Cardinal Roger Mahony, shown in 2010, was the archbishop of the Los Angeles… (Don Bartletti / Los Angeles…)
The long-awaited release of 30,000 pages of internal church records was thrown into turmoil when attorneys for the Los Angeles archdiocese proposed, and then disavowed, a plan to turn over the documents with the names of Cardinal Roger Mahony and other church leaders handling cases of child abuse blacked out.
The church had agreed to make public the personnel files of 89 priests accused of sexually abusing children as part of a 2007 court settlement. Fourteen files were released last week in ongoing civil litigation. Those files showed Mahony and his chief advisor on abuse, Msgr. Thomas Curry, plotted to hide the sexual abuse of children from police in the 1980s.
Earlier this week, church lawyers submitted papers to the Los Angeles County Superior Court judge overseeing the release of the remaining, much larger batch of files proposing that the archdiocese be allowed to hand over the documents with the names of top church officials removed.
Attorneys for victims and the media criticized the legal maneuver, saying it flouted a previous ruling by Judge Emilie H. Elias that the public was entitled to the information.
"The Archdiocese simply disregarded the Court's directive," attorneys for The Times and the Associated Press wrote in papers filed Wednesday. "The result is to effectively continue to keep secret the roles of the individuals identified in those files, and to mask their knowledge of, or role in [abuse of children]."
By Wednesday afternoon, the church had rejected its own plan.

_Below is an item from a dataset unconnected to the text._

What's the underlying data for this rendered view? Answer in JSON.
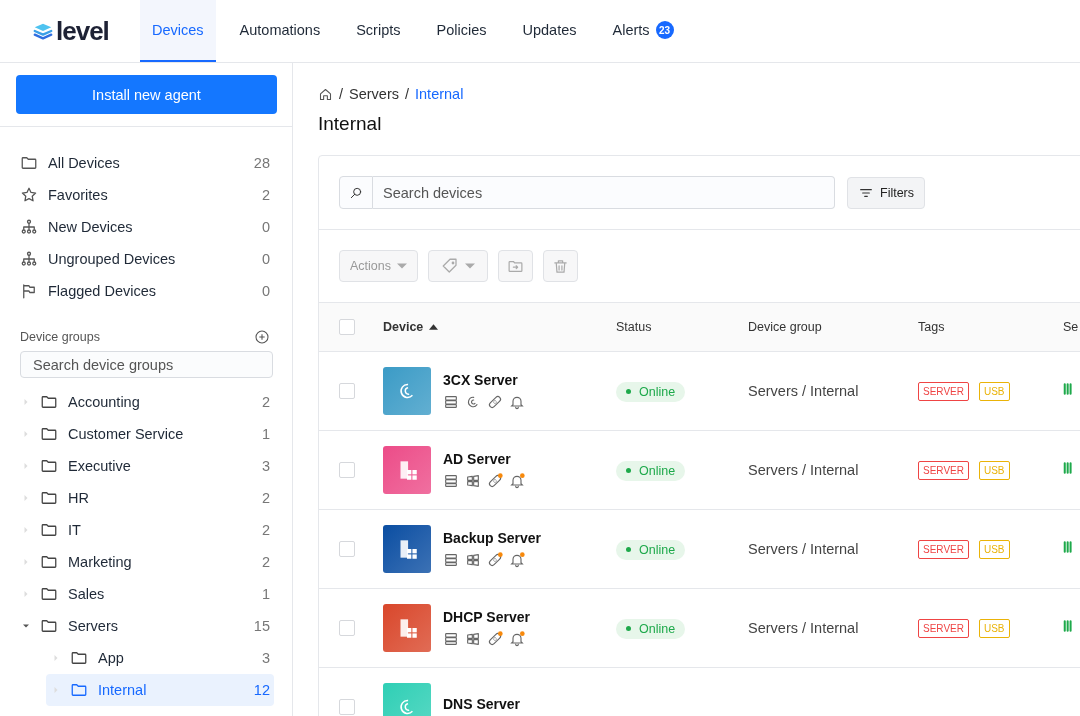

An attorney for the archdiocese said in an interview that it was committed to including "the names, clearly legible, every one of them."
It is now up to Elias to decide in what form the records will be made public. She has scheduled a conference call with attorneys Thursday morning.
In January, The Times and the Associated Press asked Elias to overrule a private mediator who had said the names of archdiocese employees should be redacted. Dickran Tevrizian, a retired judge hired to hammer out the details of the release, said the church had suffered enough criticism for the abuse scandal and its employees should not be subjected to the "guilt by association" that might accompany being named in the files.
Elias overturned Tevrizian's decision, saying the public had a right to the identities of church officials who dealt with abusers "to understand how this happened and ... to watch for the future." She said that between the privacy rights of the hierarchy and "the public's right to know, there seems to be no comparison."
"Those names ought to be included," the judge told lawyers.
The lead attorney for the church balked at her ruling, saying the church had spent thousands of hours and "a fortune" redacting the files to comply with Tevrizian's order.
"Every page has to be gone through. Every single redaction has to be examined afresh. It is going to delay this process by months," the lawyer, J. Michael Hennigan, said.
During that hearing, Elias and lawyers discussed cover sheets as a potential way around the costly process of restoring individual redactions on thousands of pieces of paper. The judge told the attorneys to draft an order for her to sign that laid out a specific procedure.
The order the church lawyers submitted to the judge Monday proposed the archdiocese be permitted to address the judge's ruling with a cover sheet on each priest's file. It would list the names of those in charge in the church when the records were created: the archbishop, his vicar of clergy, the head of a New Mexico treatment center for pedophile priests and "the names of Pastors, if applicable, who were asked to oversee the Priest's interaction with children."
Attorneys for alleged victims said the plan ignored the judge's ruling and would provide no public accountability for the hierarchy. The church redacted the titles of top officials in addition to their names. Even if the titles were restored, "many of the documents don't list a title. They just give a name," said attorney Anthony De Marco. "Our fear is you will have no clue from reading the letter who is being referred to."
The files released last week were not redacted. They suggest that it would be nearly impossible to decipher which official played what role with names and titles blacked out. In one 1989 letter criticizing the church's failure to help a victim of Msgr. Peter Garcia, four different church leaders' names were mentioned in a single paragraph.
The church leaders referenced, whose names would have been removed, included Mahony, Curry and Juan Arzube, a regional bishop.
In a phone conversation Wednesday afternoon, Hennigan insisted that the church would ensure that top officials were easily identifiable in the files. Asked if he still planned to use generic cover sheets for each priest's records, Hennigan was silent for several seconds.
"I'm thinking, I'm thinking," he explained and then said, "We are going to unredact every required name."
He said the process would take days from the time the judge signs an order rather than the months he had predicted.